Different headphones for different… needs.
While one man will want a chunky set of noise-cancelling cans to drown out all around them, others like to stay more aware of their surroundings. Which is where so-called ‘open-ear’ options come in.
These headphones still deliver quality sound, but are designed in such a way – usually by using bone-conduction technology – that allows the outside world in.
That’s good news for runners, cyclists, and anyone else who prefers a bit of spatial awareness while working out or generally going about their days.
Sony’s LinkBuds (RRP £149) represent the brand’s first foray into this open-ear world – though it’s made possible not by bone-conduction, but a unique open-ring design.

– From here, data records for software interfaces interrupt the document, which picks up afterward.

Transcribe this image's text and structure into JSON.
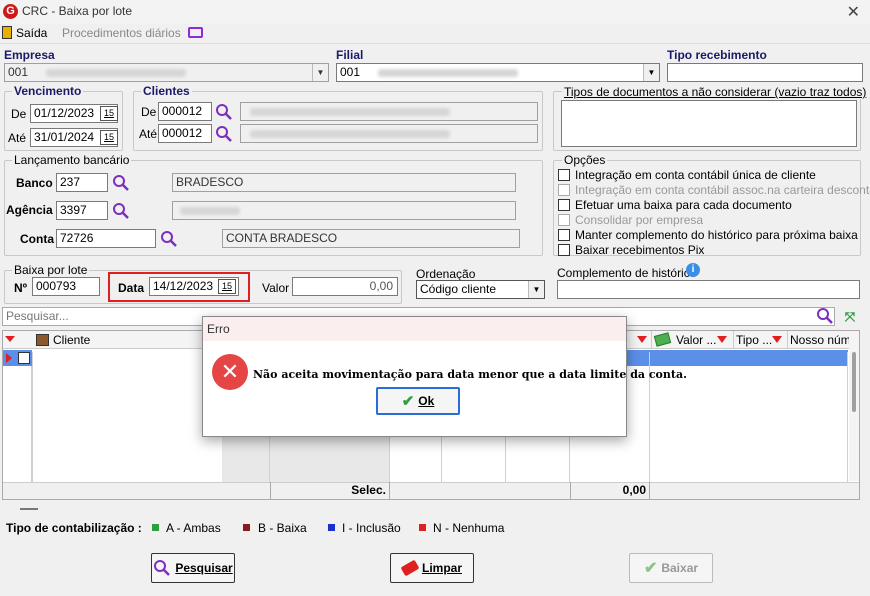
{
  "window": {
    "title": "CRC - Baixa por lote"
  },
  "toolbar": {
    "exit": "Saída",
    "daily": "Procedimentos diários"
  },
  "empresa": {
    "label": "Empresa",
    "value": "001"
  },
  "filial": {
    "label": "Filial",
    "value": "001"
  },
  "tipo_recebimento": {
    "label": "Tipo recebimento",
    "value": ""
  },
  "vencimento": {
    "title": "Vencimento",
    "de_label": "De",
    "de": "01/12/2023",
    "ate_label": "Até",
    "ate": "31/01/2024"
  },
  "clientes": {
    "title": "Clientes",
    "de_label": "De",
    "de": "000012",
    "ate_label": "Até",
    "ate": "000012"
  },
  "tipos_doc": {
    "title": "Tipos de documentos a não considerar (vazio traz todos)"
  },
  "lancamento": {
    "title": "Lançamento bancário",
    "banco_label": "Banco",
    "banco": "237",
    "banco_nome": "BRADESCO",
    "agencia_label": "Agência",
    "agencia": "3397",
    "conta_label": "Conta",
    "conta": "72726",
    "conta_nome": "CONTA BRADESCO"
  },
  "opcoes": {
    "title": "Opções",
    "items": [
      "Integração em conta contábil única de cliente",
      "Integração em conta contábil assoc.na carteira descontada",
      "Efetuar uma baixa para cada documento",
      "Consolidar por empresa",
      "Manter complemento do histórico para próxima baixa",
      "Baixar recebimentos Pix"
    ]
  },
  "baixa": {
    "title": "Baixa por lote",
    "num_label": "Nº",
    "num": "000793",
    "data_label": "Data",
    "data": "14/12/2023",
    "valor_label": "Valor",
    "valor": "0,00"
  },
  "ordenacao": {
    "title": "Ordenação",
    "value": "Código cliente"
  },
  "complemento": {
    "title": "Complemento de histórico",
    "value": ""
  },
  "search": {
    "placeholder": "Pesquisar..."
  },
  "grid": {
    "headers": {
      "cliente": "Cliente",
      "valor": "Valor ...",
      "tipo": "Tipo ...",
      "nosso": "Nosso núm"
    },
    "footer_selec": "Selec.",
    "footer_total": "0,00"
  },
  "legend": {
    "title": "Tipo de contabilização :",
    "items": [
      {
        "label": "A - Ambas",
        "color": "#2e9e3e"
      },
      {
        "label": "B - Baixa",
        "color": "#8b1a1a"
      },
      {
        "label": "I - Inclusão",
        "color": "#1a2fd0"
      },
      {
        "label": "N - Nenhuma",
        "color": "#e02020"
      }
    ]
  },
  "buttons": {
    "pesquisar": "Pesquisar",
    "limpar": "Limpar",
    "baixar": "Baixar"
  },
  "dialog": {
    "title": "Erro",
    "message": "Não aceita movimentação para data menor que a data limite da conta.",
    "ok": "Ok"
  },
  "colors": {
    "accent": "#7b2fbe",
    "highlight": "#e02020",
    "selected_row": "#5b8fe8"
  }
}
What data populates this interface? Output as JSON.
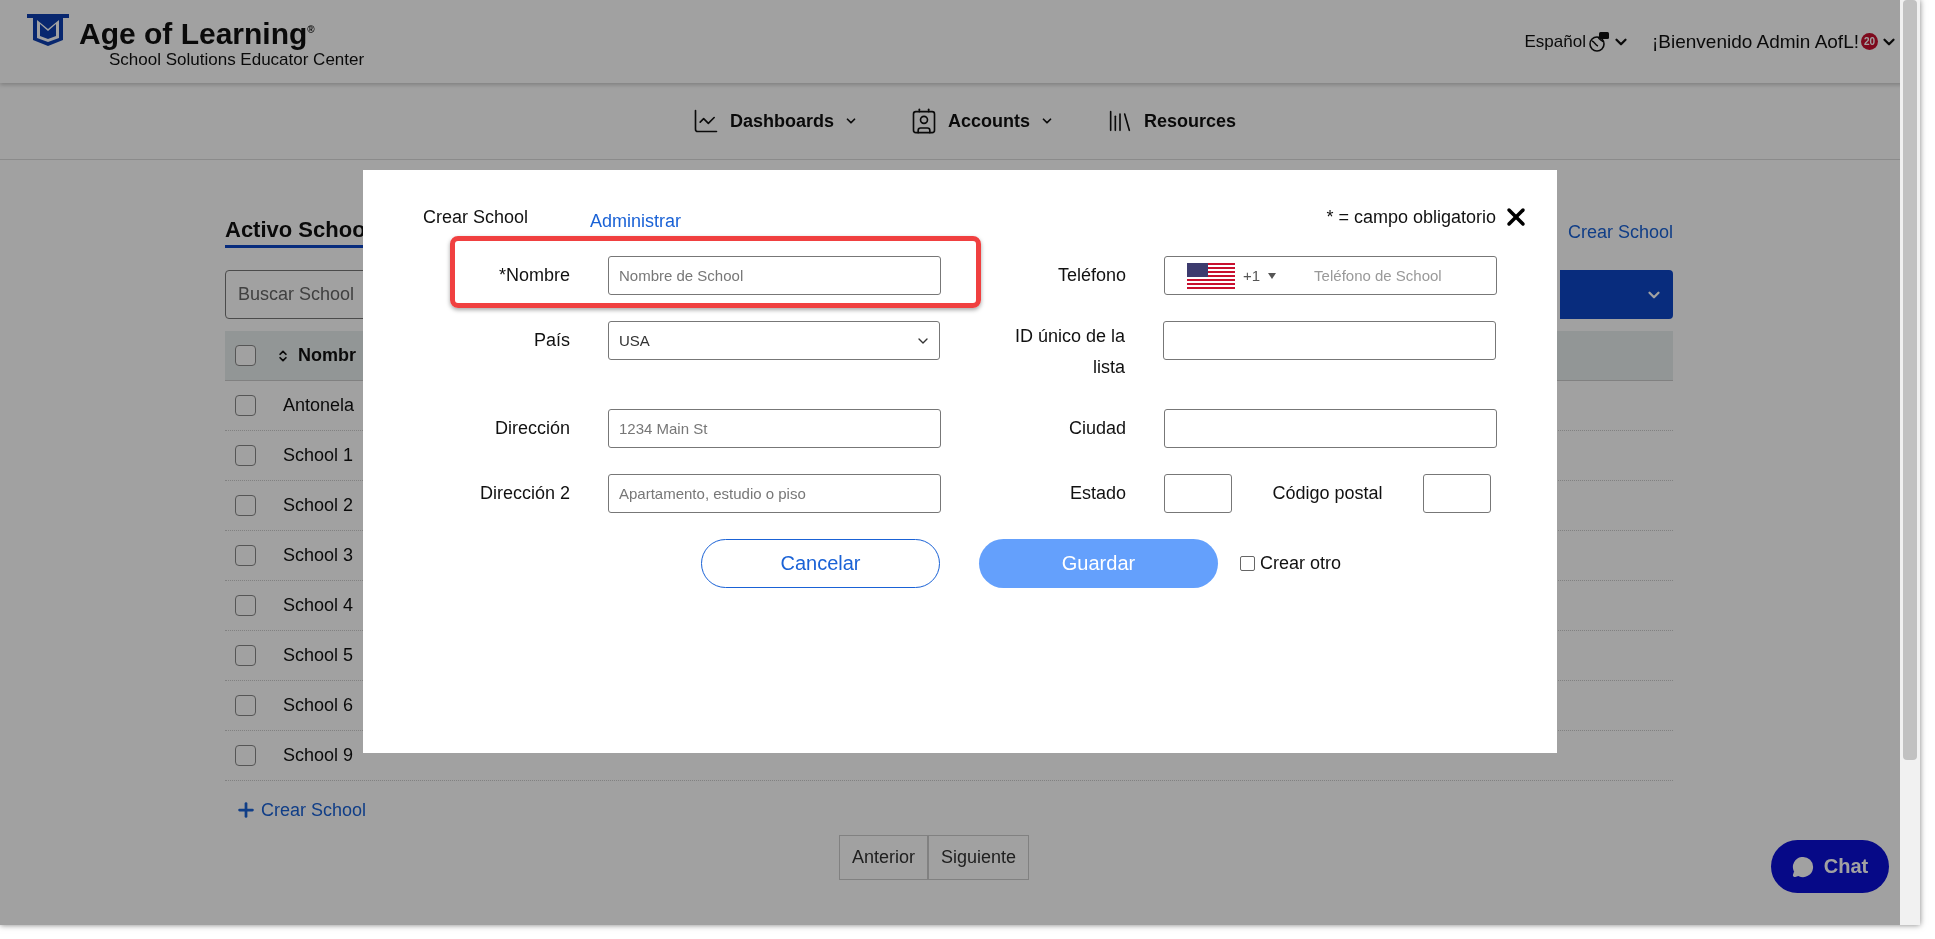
{
  "header": {
    "brand": "Age of Learning$^{®}$",
    "subtitle": "School Solutions Educator Center",
    "language": "Español",
    "welcome": "¡Bienvenido Admin AofL!",
    "badge": "20"
  },
  "nav": [
    {
      "label": "Dashboards",
      "kind": "chart",
      "has_menu": true
    },
    {
      "label": "Accounts",
      "kind": "contact",
      "has_menu": true
    },
    {
      "label": "Resources",
      "kind": "books",
      "has_menu": false
    }
  ],
  "background": {
    "title": "Activo Schoo",
    "create_link": "Crear School",
    "search_placeholder": "Buscar School",
    "column_1": "Nombr",
    "header_checked": false,
    "rows": [
      {
        "name": "Antonela",
        "checked": false
      },
      {
        "name": "School 1",
        "checked": false
      },
      {
        "name": "School 2",
        "checked": false
      },
      {
        "name": "School 3",
        "checked": false
      },
      {
        "name": "School 4",
        "checked": false
      },
      {
        "name": "School 5",
        "checked": false
      },
      {
        "name": "School 6",
        "checked": false
      },
      {
        "name": "School 9",
        "checked": false
      }
    ],
    "add_link": "Crear School",
    "pagination": [
      "Anterior",
      "Siguiente"
    ],
    "chat": "Chat"
  },
  "modal": {
    "title": "Crear School",
    "manage_link": "Administrar",
    "required_note": "* = campo obligatorio",
    "rows": [
      {
        "left": {
          "label": "*Nombre",
          "kind": "text",
          "placeholder": "Nombre de School",
          "highlighted": true
        },
        "right": [
          {
            "label": "Teléfono",
            "kind": "phone",
            "code": "+1",
            "placeholder": "Teléfono de School"
          }
        ]
      },
      {
        "left": {
          "label": "País",
          "kind": "select",
          "value": "USA"
        },
        "right": [
          {
            "label": "ID único de la lista",
            "kind": "text"
          }
        ]
      },
      {
        "left": {
          "label": "Dirección",
          "kind": "text",
          "placeholder": "1234 Main St"
        },
        "right": [
          {
            "label": "Ciudad",
            "kind": "text"
          }
        ]
      },
      {
        "left": {
          "label": "Dirección 2",
          "kind": "text",
          "placeholder": "Apartamento, estudio o piso"
        },
        "right": [
          {
            "label": "Estado",
            "kind": "short"
          },
          {
            "label": "Código postal",
            "kind": "short"
          }
        ]
      }
    ],
    "buttons": [
      {
        "label": "Cancelar",
        "kind": "outline"
      },
      {
        "label": "Guardar",
        "kind": "primary"
      }
    ],
    "another": {
      "label": "Crear otro",
      "checked": false
    }
  }
}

The ring sits just inside your ear, allowing the speakers to do their thing while the hole lets background noise in.
Sony LinkBuds: the good
Sticking with the positives, these are slick-looking, barely-there buds that achieve the dual purpose of sounding strong and combining the online and offline worlds.
A full charge gives you five-and-a-half hours of play time, plus another 12 topped up in the case.
They’re also splash-proof and easy to use with single, double and triple taps – or indeed with Alexa or OK Google voice control.
Sony LinkBuds: the bad
With small design, however, comes a big onus on getting the fit just right. And for us the LinkBuds don’t quite achieve that.
Sony say ‘LinkBuds combine a shape that perfectly matches the human ear with an ergonomic design for a more stable fit’, but we found the buds became slippery when wet – an issue if you’re exercising at any intensity – which caused them to dislodge from time to time.
It’s worth noting, of course, that ear shape is not universal, and the buds do come with a few different-sized outer rubber rings for a slightly more customised fit.
Should you buy Sony LinkBuds?
Crisp sound and good looks are the selling points here, so if you’re just looking for a pair of casual-wear headphones the LinkBuds would work well.
For workout wear, though, we prefer to stick to the security of over-ear options.